The media are both of the paid and the unpaid variety. It is the need for paid media--above all, for television advertising, which is the greatest expense in modern campaigns--that has summoned forth the huge sums of money whose corruption of the political process is now a prime campaign issue. The money in turn has monstrously inflated the ranks of the army of lobbyists that has descended upon Washington. If the candidates didn't need the large sums of money required for the paid media, they would not need to alter legislation to satisfy the lobbyists, whose influence would correspondingly shrink. The season of paid advertising, moreover, has been extended ever since, in the last presidential election, it occurred to President Clinton's adviser Dick Morris to go on the air with voluminous ads more than a full year before the election. (Industry, too, has been in the political-ad business on its own behalf ever since the healthcare industry's successful advertising campaign against comprehensive healthcare.) As for the unpaid media, anyone who has failed to notice the dominant influence of the sheer presence of an inflated media establishment on politics has only to attend a political convention. There, alongside the delegates, numbering a few thousand, the observer will behold a fantastic sight. It is the science-fiction-like media city that has sprung up alongside it. Built of a sea of catering tents and other jerry-built contraptions, and all the towers, cables, satellite antennae and trucks of the media age, it supports the journalists and their technical crews, who together outnumber the delegates (who usually have little to decide in any case) by as much as eight or nine to one.
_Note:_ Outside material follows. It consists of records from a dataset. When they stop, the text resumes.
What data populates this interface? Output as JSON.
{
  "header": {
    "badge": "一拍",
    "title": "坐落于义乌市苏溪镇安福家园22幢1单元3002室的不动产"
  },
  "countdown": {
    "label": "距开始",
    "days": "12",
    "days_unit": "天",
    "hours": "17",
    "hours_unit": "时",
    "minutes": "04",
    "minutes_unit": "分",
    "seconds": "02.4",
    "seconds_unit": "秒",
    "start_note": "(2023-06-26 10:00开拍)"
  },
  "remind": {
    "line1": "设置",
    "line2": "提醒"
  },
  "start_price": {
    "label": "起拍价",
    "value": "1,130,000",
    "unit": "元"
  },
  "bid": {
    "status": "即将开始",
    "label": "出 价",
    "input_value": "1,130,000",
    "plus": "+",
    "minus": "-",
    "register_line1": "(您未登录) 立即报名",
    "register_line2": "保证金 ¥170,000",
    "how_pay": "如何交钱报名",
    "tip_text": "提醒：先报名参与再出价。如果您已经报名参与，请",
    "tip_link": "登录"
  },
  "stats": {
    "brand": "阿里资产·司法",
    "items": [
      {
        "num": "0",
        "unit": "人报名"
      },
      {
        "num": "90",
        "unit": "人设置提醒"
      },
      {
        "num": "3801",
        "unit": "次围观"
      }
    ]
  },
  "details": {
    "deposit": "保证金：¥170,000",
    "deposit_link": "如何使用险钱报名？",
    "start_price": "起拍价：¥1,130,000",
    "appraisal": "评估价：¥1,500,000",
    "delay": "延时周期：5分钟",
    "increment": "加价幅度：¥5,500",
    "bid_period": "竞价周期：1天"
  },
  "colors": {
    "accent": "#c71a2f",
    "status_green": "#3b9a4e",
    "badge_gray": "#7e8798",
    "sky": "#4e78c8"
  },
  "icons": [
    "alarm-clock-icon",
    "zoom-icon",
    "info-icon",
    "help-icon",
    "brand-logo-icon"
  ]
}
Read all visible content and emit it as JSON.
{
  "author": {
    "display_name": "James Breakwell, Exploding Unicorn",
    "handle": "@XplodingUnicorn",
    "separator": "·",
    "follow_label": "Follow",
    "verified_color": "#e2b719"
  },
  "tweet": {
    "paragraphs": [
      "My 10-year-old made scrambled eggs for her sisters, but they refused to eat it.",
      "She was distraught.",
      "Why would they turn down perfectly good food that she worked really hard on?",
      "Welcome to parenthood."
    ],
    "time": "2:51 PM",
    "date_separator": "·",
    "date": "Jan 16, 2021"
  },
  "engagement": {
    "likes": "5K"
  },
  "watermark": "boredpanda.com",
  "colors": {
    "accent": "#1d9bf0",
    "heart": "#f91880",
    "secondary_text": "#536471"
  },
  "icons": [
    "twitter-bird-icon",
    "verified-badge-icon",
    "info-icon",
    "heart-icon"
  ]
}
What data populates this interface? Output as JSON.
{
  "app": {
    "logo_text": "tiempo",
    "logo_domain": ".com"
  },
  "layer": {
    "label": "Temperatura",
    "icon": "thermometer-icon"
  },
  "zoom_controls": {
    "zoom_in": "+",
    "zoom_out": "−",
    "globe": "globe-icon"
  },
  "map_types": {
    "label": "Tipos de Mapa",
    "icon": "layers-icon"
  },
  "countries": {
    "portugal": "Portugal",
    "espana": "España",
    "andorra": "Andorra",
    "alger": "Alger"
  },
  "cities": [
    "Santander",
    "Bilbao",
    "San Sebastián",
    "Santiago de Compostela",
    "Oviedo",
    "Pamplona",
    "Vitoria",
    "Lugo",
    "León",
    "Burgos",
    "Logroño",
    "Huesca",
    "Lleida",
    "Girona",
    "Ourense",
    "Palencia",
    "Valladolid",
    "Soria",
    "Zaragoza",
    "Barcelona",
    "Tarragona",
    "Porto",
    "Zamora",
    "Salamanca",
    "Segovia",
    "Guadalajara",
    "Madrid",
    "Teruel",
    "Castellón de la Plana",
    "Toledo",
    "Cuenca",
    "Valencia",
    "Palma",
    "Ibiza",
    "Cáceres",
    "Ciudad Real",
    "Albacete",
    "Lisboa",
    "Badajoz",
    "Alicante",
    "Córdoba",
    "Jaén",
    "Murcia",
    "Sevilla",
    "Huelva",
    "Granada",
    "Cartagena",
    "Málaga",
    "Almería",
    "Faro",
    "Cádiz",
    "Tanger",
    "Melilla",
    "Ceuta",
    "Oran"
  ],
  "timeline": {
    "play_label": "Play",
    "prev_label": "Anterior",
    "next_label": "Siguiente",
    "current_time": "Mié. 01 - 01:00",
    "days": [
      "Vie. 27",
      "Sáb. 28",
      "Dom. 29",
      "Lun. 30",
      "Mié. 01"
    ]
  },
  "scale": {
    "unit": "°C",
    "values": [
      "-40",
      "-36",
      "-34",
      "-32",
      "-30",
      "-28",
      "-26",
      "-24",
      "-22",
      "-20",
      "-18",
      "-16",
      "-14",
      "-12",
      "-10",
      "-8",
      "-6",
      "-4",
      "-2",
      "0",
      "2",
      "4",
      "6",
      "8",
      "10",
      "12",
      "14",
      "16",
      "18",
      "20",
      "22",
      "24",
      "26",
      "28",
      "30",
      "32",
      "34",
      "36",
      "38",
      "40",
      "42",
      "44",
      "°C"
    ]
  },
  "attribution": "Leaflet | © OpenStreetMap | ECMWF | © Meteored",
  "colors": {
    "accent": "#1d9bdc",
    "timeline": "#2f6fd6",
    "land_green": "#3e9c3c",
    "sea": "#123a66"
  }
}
Here, the disproportion between what is being "covered" and those "covering" it becomes visible to the naked eye.